In 2010 we had our Cessna twin painted. I started with the Aviation Consumer paint shop survey from November 2006. Then I followed up with other magazine articles and looked at airplanes on airport ramps over several years. I thought that I did everything right.
In spring 2010 we decided to go to Oxford Aviation in Oxford, Maine, to get the airplane repainted. There were some early warning signs about confusion in interoffice communications, but hey, it was spring 2010 and everybody had some problems of some sorts.
The job was done on time, the charge was the amount agreed upon in writing before I left and the airplane looked really well done when we picked it up. The A&P was a bit odd, but everybody else was pleasant to work with. But after a few months paint started to fall off the airplane. We got the areas repaired after one year, no questions asked (and these spots are holding up exceptionally well ever since), however the paint keeps falling off in other areas.
Subsequent attempts to communicate with Oxford (even with return receipt requested) were ignored. In December 2013, Oxford Aviation went bankrupt and more paint is falling off the airplane.
Our experience and the paint shop surveys over the years clearly show that the survey is only a snapshot at the time. There are hardly any shops doing consistently good paint work for over a decade straight. Next time I would wait for the Aviation Consumer survey to come out, get the plane painted quickly after that—at a shop as conveniently located as possible. We will get the plane repainted this summer, at a shop minutes away from our maintenance shop. Hopefully I will have done better this time.
Tejas AeroServices, located in San Marcos, Texas, has been performing aircraft refurbishment and restoration of personal and corporate aircraft since 2004, earning a national and international reputation for our quality work. Our customers have won multiple awards at AirVenture and Sun ’n Fun, we provided custom paint work for the Mooney Aircraft Company, and our work has been on many magazine covers and reported on in many articles. We are very proud of the reputation we have earned over the years (during which we have painted several hundred aircraft).
We were included in the list of top shops in your annual paint and interior shop surveys.
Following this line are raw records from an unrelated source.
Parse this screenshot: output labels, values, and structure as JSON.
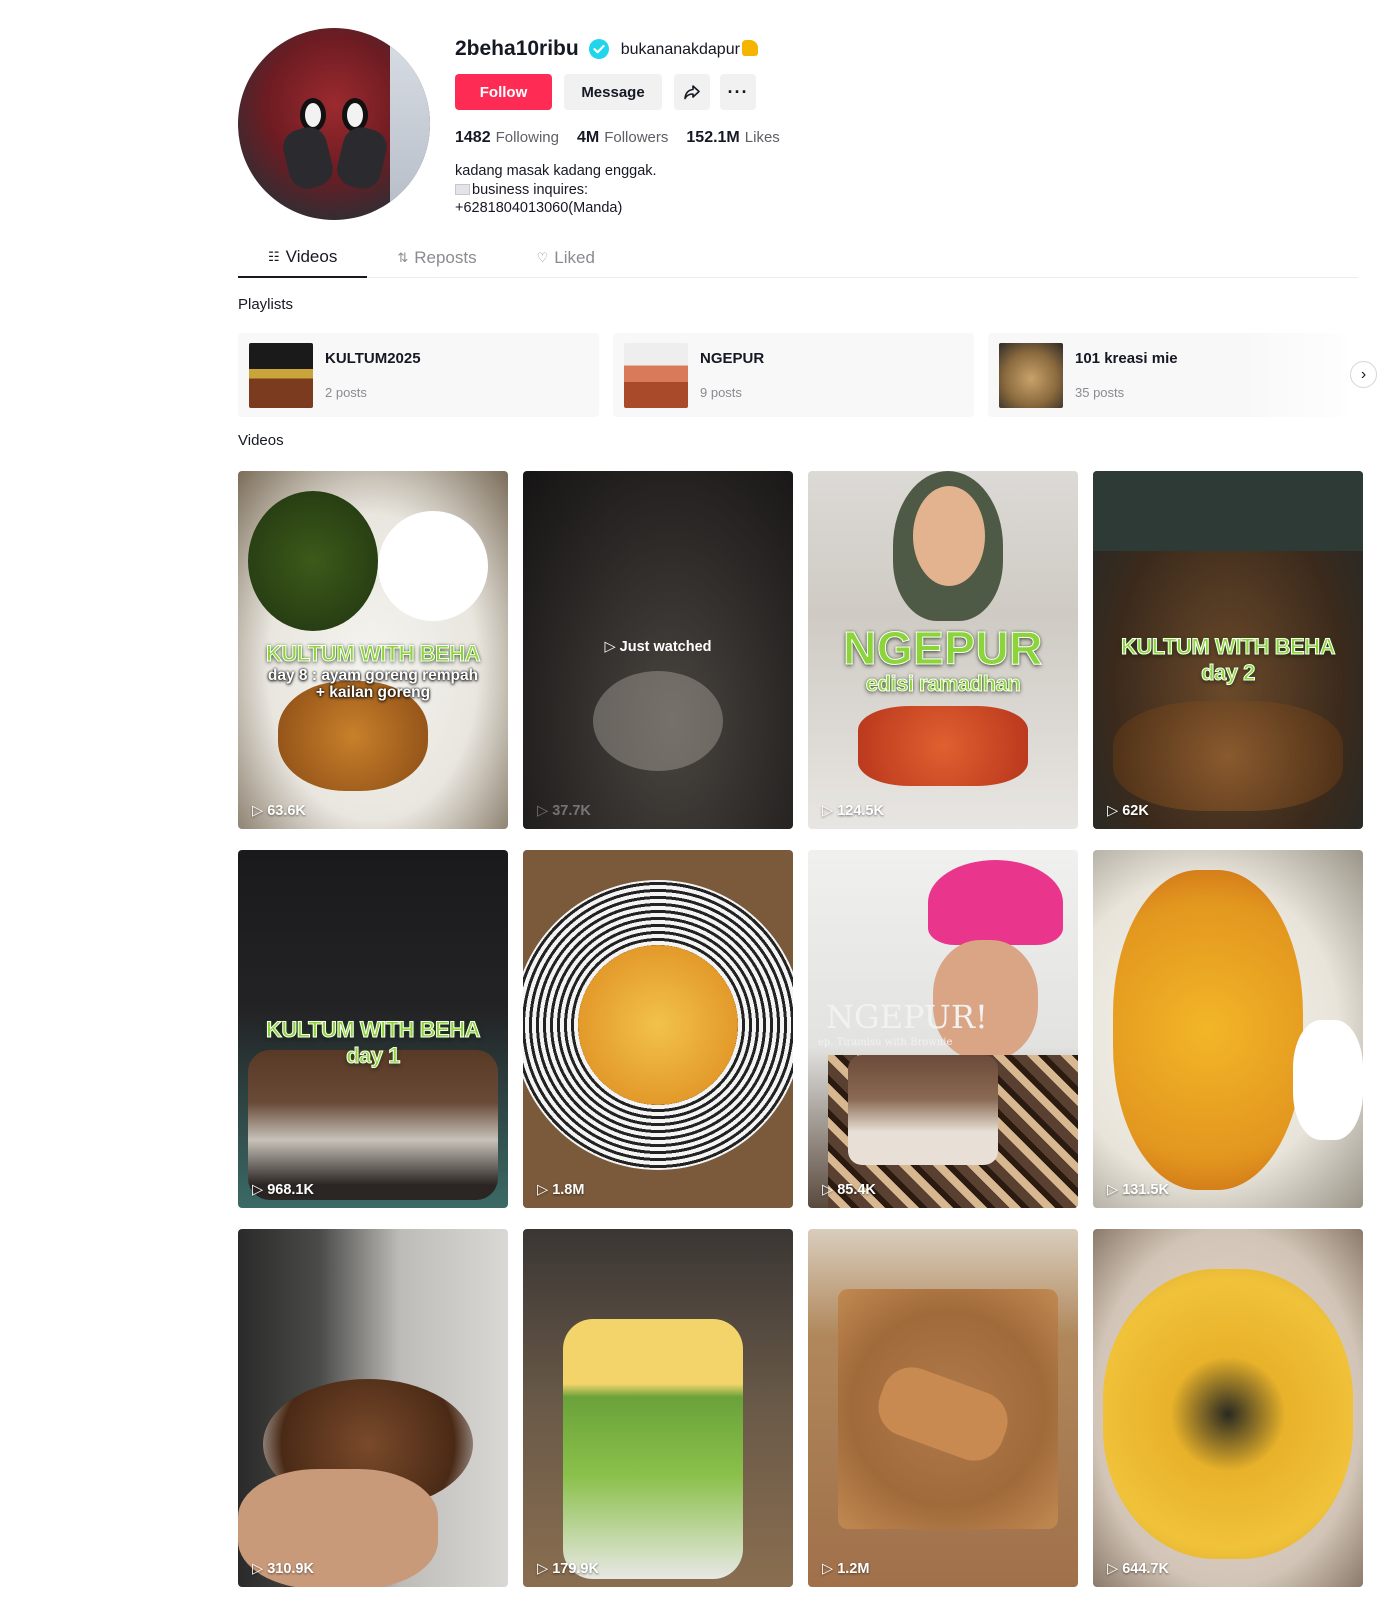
{
  "profile": {
    "username": "2beha10ribu",
    "nickname": "bukananakdapur",
    "follow_label": "Follow",
    "message_label": "Message",
    "more_label": "···",
    "stats": {
      "following_count": "1482",
      "following_label": "Following",
      "followers_count": "4M",
      "followers_label": "Followers",
      "likes_count": "152.1M",
      "likes_label": "Likes"
    },
    "bio_line1": "kadang masak kadang enggak.",
    "bio_line2": "business inquires:",
    "bio_line3": "+6281804013060(Manda)"
  },
  "tabs": {
    "videos": "Videos",
    "reposts": "Reposts",
    "liked": "Liked"
  },
  "playlists_title": "Playlists",
  "playlists": [
    {
      "title": "KULTUM2025",
      "count": "2 posts"
    },
    {
      "title": "NGEPUR",
      "count": "9 posts"
    },
    {
      "title": "101 kreasi mie",
      "count": "35 posts"
    }
  ],
  "videos_title": "Videos",
  "videos": [
    {
      "views": "63.6K",
      "overlay": "KULTUM WITH BEHA",
      "subtitle1": "day 8 : ayam goreng rempah",
      "subtitle2": "+ kailan goreng"
    },
    {
      "views": "37.7K",
      "watched": "▷ Just watched"
    },
    {
      "views": "124.5K",
      "overlay": "NGEPUR",
      "overlay2": "edisi ramadhan"
    },
    {
      "views": "62K",
      "overlay": "KULTUM WITH BEHA",
      "overlay2": "day 2"
    },
    {
      "views": "968.1K",
      "overlay": "KULTUM WITH BEHA",
      "overlay2": "day 1"
    },
    {
      "views": "1.8M"
    },
    {
      "views": "85.4K",
      "overlay": "NGEPUR!",
      "overlay2": "ep. Tiramisu with Brownie"
    },
    {
      "views": "131.5K"
    },
    {
      "views": "310.9K"
    },
    {
      "views": "179.9K"
    },
    {
      "views": "1.2M"
    },
    {
      "views": "644.7K"
    }
  ],
  "colors": {
    "follow_button": "#fe2c55",
    "verified_badge": "#20d5ec",
    "text_primary": "#161823",
    "text_secondary": "#8a8b91"
  }
}
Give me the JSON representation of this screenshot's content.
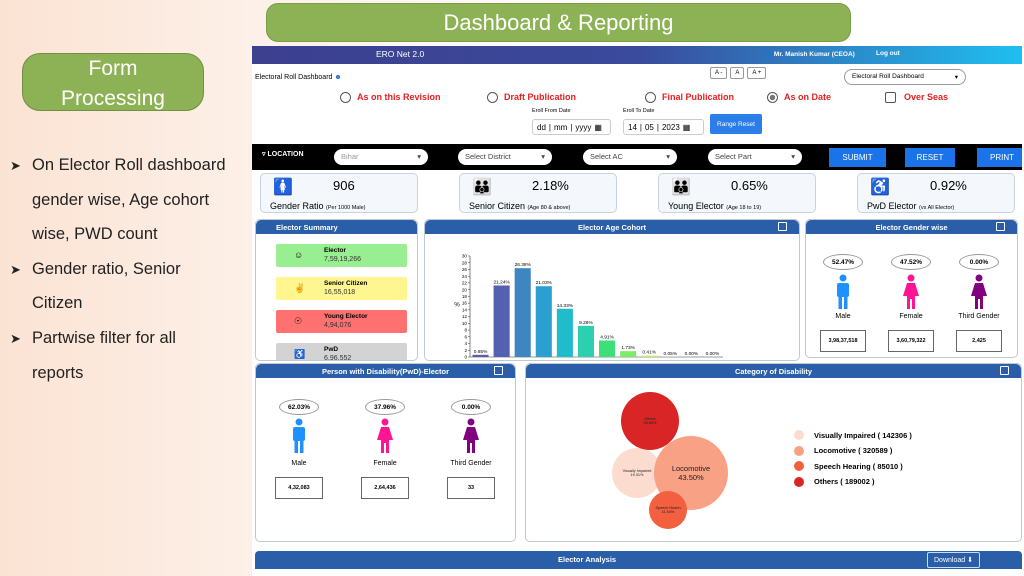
{
  "slide": {
    "title": "Dashboard & Reporting",
    "section_line1": "Form",
    "section_line2": "Processing",
    "bullets": [
      {
        "text": "On Elector Roll dashboard",
        "cont": [
          "gender wise, Age cohort",
          "wise, PWD count"
        ]
      },
      {
        "text": "Gender ratio, Senior",
        "cont": [
          "Citizen"
        ]
      },
      {
        "text": "Partwise filter for all",
        "cont": [
          "reports"
        ]
      }
    ]
  },
  "app": {
    "name": "ERO Net 2.0",
    "user": "Mr. Manish Kumar (CEOA)",
    "logout": "Log out",
    "page_title": "Electoral Roll Dashboard",
    "font_buttons": [
      "A -",
      "A",
      "A +"
    ],
    "dashboard_select": "Electoral Roll Dashboard",
    "options": [
      {
        "label": "As on this Revision",
        "selected": false
      },
      {
        "label": "Draft Publication",
        "selected": false
      },
      {
        "label": "Final Publication",
        "selected": false
      },
      {
        "label": "As on Date",
        "selected": true
      }
    ],
    "overseas": {
      "label": "Over Seas",
      "checked": false
    },
    "from_date": {
      "label": "Eroll From Date",
      "dd": "dd",
      "mm": "mm",
      "yyyy": "yyyy"
    },
    "to_date": {
      "label": "Eroll To Date",
      "dd": "14",
      "mm": "05",
      "yyyy": "2023"
    },
    "range_reset": "Range Reset"
  },
  "filters": {
    "label": "LOCATION",
    "state": "Bihar",
    "district": "Select District",
    "ac": "Select AC",
    "part": "Select Part",
    "submit": "SUBMIT",
    "reset": "RESET",
    "print": "PRINT"
  },
  "kpis": [
    {
      "value": "906",
      "label": "Gender Ratio",
      "sub": "(Per 1000 Male)"
    },
    {
      "value": "2.18%",
      "label": "Senior Citizen",
      "sub": "(Age 80 & above)"
    },
    {
      "value": "0.65%",
      "label": "Young Elector",
      "sub": "(Age 18 to 19)"
    },
    {
      "value": "0.92%",
      "label": "PwD Elector",
      "sub": "(vs All Elector)"
    }
  ],
  "summary": {
    "title": "Elector Summary",
    "items": [
      {
        "label": "Elector",
        "value": "7,59,19,266",
        "color": "#98ee90"
      },
      {
        "label": "Senior Citizen",
        "value": "16,55,018",
        "color": "#fff68f"
      },
      {
        "label": "Young Elector",
        "value": "4,94,076",
        "color": "#ff7070"
      },
      {
        "label": "PwD",
        "value": "6,96,552",
        "color": "#d3d3d3"
      }
    ]
  },
  "chart_data": {
    "type": "bar",
    "title": "Elector Age Cohort",
    "xlabel": "Age Cohort",
    "ylabel": "%",
    "ylim": [
      0,
      30
    ],
    "yticks": [
      0,
      2,
      4,
      6,
      8,
      10,
      12,
      14,
      16,
      18,
      20,
      22,
      24,
      26,
      28,
      30
    ],
    "categories": [
      "18-19",
      "20-29",
      "30-39",
      "40-49",
      "50-59",
      "60-69",
      "70-79",
      "80-89",
      "90-99",
      "100-109",
      "110-119",
      "120+"
    ],
    "values": [
      0.65,
      21.24,
      26.38,
      21.03,
      14.33,
      9.26,
      4.91,
      1.73,
      0.41,
      0.05,
      0.0,
      0.0
    ],
    "labels": [
      "0.65%",
      "21.24%",
      "26.38%",
      "21.03%",
      "14.33%",
      "9.26%",
      "4.91%",
      "1.73%",
      "0.41%",
      "0.05%",
      "0.00%",
      "0.00%"
    ],
    "colors": [
      "#5b5ea6",
      "#5560b0",
      "#3f85bf",
      "#2b9fcf",
      "#20bccc",
      "#2ccfae",
      "#3ede7a",
      "#7eea6a",
      "#bdf06c",
      "#d8f275",
      "#e6f47d",
      "#eef585"
    ]
  },
  "gender": {
    "title": "Elector Gender wise",
    "items": [
      {
        "pct": "52.47%",
        "label": "Male",
        "count": "3,98,37,518",
        "color": "#1e90ff"
      },
      {
        "pct": "47.52%",
        "label": "Female",
        "count": "3,60,79,322",
        "color": "#ff1493"
      },
      {
        "pct": "0.00%",
        "label": "Third Gender",
        "count": "2,425",
        "color": "#800080"
      }
    ]
  },
  "pwd": {
    "title": "Person with Disability(PwD)-Elector",
    "items": [
      {
        "pct": "62.03%",
        "label": "Male",
        "count": "4,32,083",
        "color": "#1e90ff"
      },
      {
        "pct": "37.96%",
        "label": "Female",
        "count": "2,64,436",
        "color": "#ff1493"
      },
      {
        "pct": "0.00%",
        "label": "Third Gender",
        "count": "33",
        "color": "#800080"
      }
    ]
  },
  "disability": {
    "title": "Category of Disability",
    "items": [
      {
        "name": "Visually Impaired",
        "count": "142306",
        "pct": "19.31%",
        "bubble": "Visually Impaired",
        "color": "#fddcd0"
      },
      {
        "name": "Locomotive",
        "count": "320589",
        "pct": "43.50%",
        "bubble": "Locomotive",
        "color": "#f9a184"
      },
      {
        "name": "Speech Hearing",
        "count": "85010",
        "pct": "11.54%",
        "bubble": "Speech Hearin",
        "color": "#f2603f"
      },
      {
        "name": "Others",
        "count": "189002",
        "pct": "25.65%",
        "bubble": "Others",
        "color": "#d92525"
      }
    ]
  },
  "analysis": {
    "title": "Elector Analysis",
    "download": "Download"
  }
}
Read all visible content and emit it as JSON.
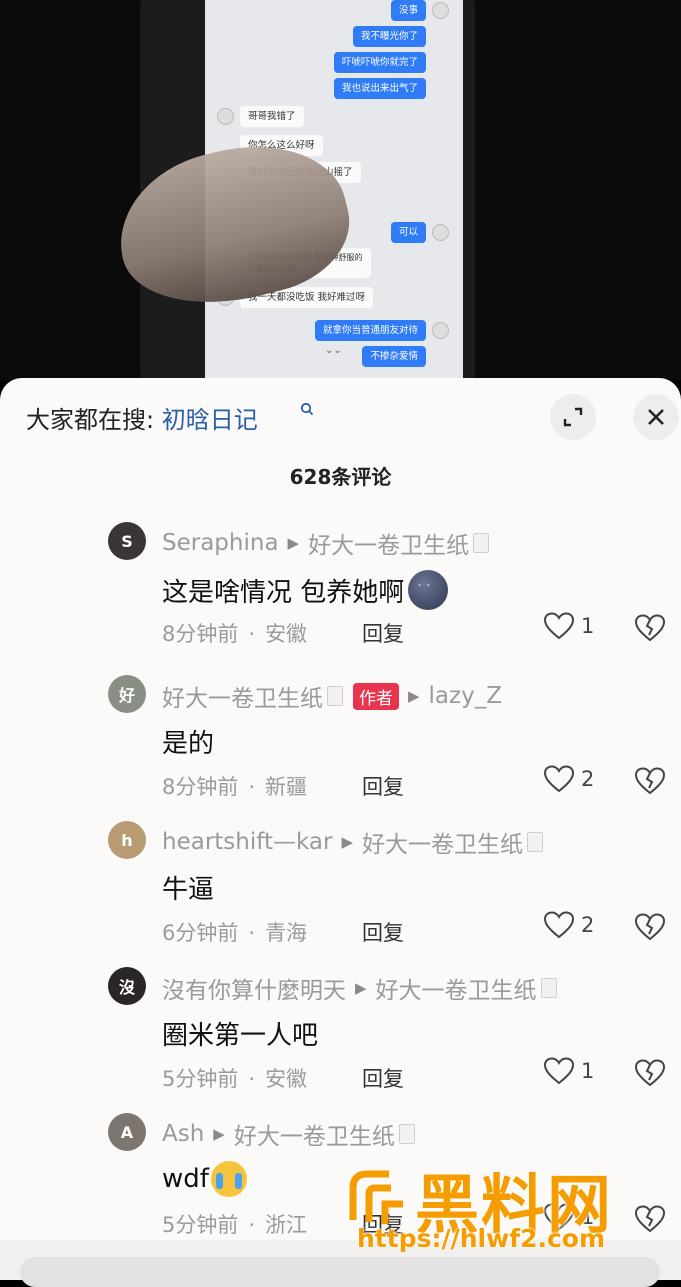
{
  "video": {
    "chat": {
      "right_top": [
        "没事",
        "我不曝光你了",
        "吓唬吓唬你就完了",
        "我也说出来出气了"
      ],
      "left_mid": [
        "哥哥我错了",
        "你怎么这么好呀",
        "我以为你已经地动山摇了"
      ],
      "right_mid": [
        "可以"
      ],
      "left_note": [
        "之后咱们好好回归 就那种舒服的",
        "心模式可以吗"
      ],
      "left_low": [
        "我一天都没吃饭 我好难过呀"
      ],
      "right_low": [
        "就拿你当普通朋友对待",
        "不掺杂爱情"
      ]
    }
  },
  "search": {
    "label": "大家都在搜: ",
    "query": "初晗日记"
  },
  "comment_count": "628条评论",
  "reply_label": "回复",
  "comments": [
    {
      "user": "Seraphina",
      "reply_to": "好大一卷卫生纸",
      "text": "这是啥情况 包养她啊",
      "time": "8分钟前",
      "location": "安徽",
      "likes": "1",
      "author_badge": "",
      "avatar_color": "#3b3535"
    },
    {
      "user": "好大一卷卫生纸",
      "reply_to": "lazy_Z",
      "text": "是的",
      "time": "8分钟前",
      "location": "新疆",
      "likes": "2",
      "author_badge": "作者",
      "avatar_color": "#8a8f86"
    },
    {
      "user": "heartshift—kar",
      "reply_to": "好大一卷卫生纸",
      "text": "牛逼",
      "time": "6分钟前",
      "location": "青海",
      "likes": "2",
      "author_badge": "",
      "avatar_color": "#b89b72"
    },
    {
      "user": "沒有你算什麼明天",
      "reply_to": "好大一卷卫生纸",
      "text": "圈米第一人吧",
      "time": "5分钟前",
      "location": "安徽",
      "likes": "1",
      "author_badge": "",
      "avatar_color": "#2b2626"
    },
    {
      "user": "Ash",
      "reply_to": "好大一卷卫生纸",
      "text": "wdf",
      "time": "5分钟前",
      "location": "浙江",
      "likes": "1",
      "author_badge": "",
      "avatar_color": "#7d7670"
    }
  ],
  "watermark": {
    "title": "黑料网",
    "url": "https://hlwf2.com"
  },
  "colors": {
    "accent": "#2a5ea8",
    "author_badge": "#e8344e",
    "watermark": "#f59d00"
  }
}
We are puzzled by the statement in the latest paint shop survey (June 2014 issue of Aviation Consumer) sent to you by a self-described customer of ours. In it he complained that the paint was coming off of his aircraft.
Tejas offers a one-year warranty and we don’t want a single customer dissatisfied with the work that we perform and bend over backward to correct even the slightest squawk. However, I have had no customer reports of paint ‘‘flying off” any aircraft we painted. In the 10 years that we have been painting aircraft, this has never happened. That is not to say that it can’t happen. We simply can’t fathom why anyone who has had this type of experience would not report it to us or give us a chance to correct the problem.
Mike Van Sicklen
This sounds like a serious breakdown of customer/shop communication. Overall, Tejas earned favorable scores in the recent paint shop survey, as it has in previous surveys.
The article on soundproofing in your June 2014 issue gives an understated impression of how much an improvement a 10-decibel reduction in sound is and an overstated impression of the risks associated with exposure to unreduced sound. The article implicitly states that sound doubles every 10 decibels (“80 dBA is twice as loud as 70”), which significantly understates the relative change. Excessive sound is unquestionably damaging to hearing, but perhaps not as much as described in the article. The average of 92 decibels at the pilot’s ear which the article mentioned cannot accurately be stated to cause hearing loss, at least not realistically in the context of typical general aviation.
Laurence R. Durio
Baton Rouge, Louisiana
We concur that the decibel scale is logarithmic and a 10-decibel increase is a tenfold increase in sound power. That being the case, the positive effect of a 10-decibel decrease in cabin noise level was understated in the article. However, we stand by our claim for the risk of hearing loss in a 92-decibel cabin environment, based on the material reviewed in researching the article.
piper’s diesel archer
In your recent article on the Piper Archer DX (June 2014 Aviation Consumer), there is this statement, “Also, there’s a low fuel tank temp limit for starting (-32 degrees F for Jet A; at least 32 degrees F for diesel).” Does this imply that the engine is certified for operation on automotive diesel?
The Centurion C2.0s engine in the Archer DX is certified to use both Jet-A and diesel fuel or with the two fuels in any mixture ratio.
A question has puzzled our group of pilots for some time. Self-proclaimed experts say a replacement altimeter must be TSO’d, but we can’t find documentation to support this.
Owen C. Baker
There’s no regulation we could find that directly says you need a TSO’d altimeter, but the type certificate of the aircraft could require one. The standards for passing 91.413, Appendix E certification for IFR flight, however, might only be fullfilled with a TSO’d altimeter.